Although she does not name the illness for which she was diagnosed, it was ‘hysteria’, an affliction doctors ascribed especially to young, independent and assertive women. It was often regarded as short-hand for sexual voraciousness. Rather obviously, then, hysteria involved the entire body, not just the ‘mental’ bit.
Nor was she admitted to a ‘mental hospital’. She was admitted to Blackwell’s Island Insane Asylum. No room for ambiguity there. The asylum in those days was an unhappy marriage of a prison and a hospital. The insane were on the inside and the sane were on the outside.
Notwithstanding the title of David Rosenhan’s ‘On Being Sane in Insane Places’ (1973), he and his fellow pseudo-patients walked into the categorizing arms of the Diagnostic and Statistical Manual (1968) of the American Psychiatric Association. No binary divisions here, but 182 ‘disorders’. (There are a lot more now). One pseudo-patient was categorized as manic-depressive and the rest as schizophrenic. All bona fide ‘mental’ illnesses.
They were admitted and detained in what were variously described as psychiatric or mental hospitals.
So what had happened between the 1880s and the 1970s for the ‘mental’ to break free of its bodily moorings?
Some preliminary points.
The counterpart of ‘mental’ is physical, which, in this case, means bodily or somatic. There are ‘real’ illnesses and there are intangible ‘mental’ illnesses.
And within the ‘mind’ of the mentally ill there is an imbalance between cognition and emotion—as in ‘he killed himself because the balance of his mind was disturbed’. People are mad or mentally ill because their behaviour is uncontrolled by reason or judgment. Treatment focuses on how best to recalibrate this disturbed balance, using psychotherapy and/or psychopharmacology.
But as anyone who has been diagnosed with a mental illness knows, it effects every fibre of your being, including most of your organs and limbs. It’s not just the bit above your shoulders that’s a problem.
And as anyone socially connected with a mentally-ill person knows only too well, all who come into contact with this person get to be affected too. For example, a depressed person is a black hole of negative energy, draining the life out their nearest and dearest. Not since the days of Newton has there been such an example of action-at-a-distance.

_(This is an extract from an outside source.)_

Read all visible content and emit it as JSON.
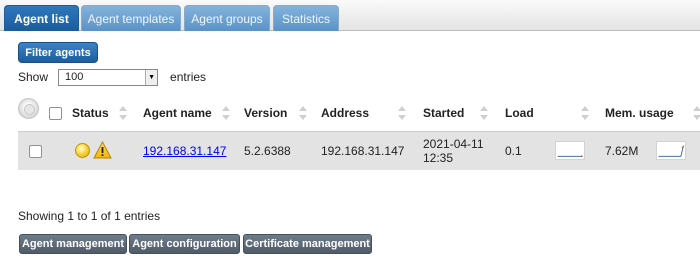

Mental illness is simultaneously mental, somatic and social. Running between these levels is the emotional. Perhaps we should be speaking of emotional rather than mental health?
In fact, the causation may run in both directions.
Consider the possibility that the mentally-ill embody social ills, in the same way that canaries down mines detected gas by dying. Perhaps mental illness is a rational response to mad social situations. If that were so, we’re doing the equivalent of resuscitating canaries and sending them back down the mine.
Like the fool in Shakespeare’s plays, perhaps the ‘mad’ are the only ones who get to speak the truth.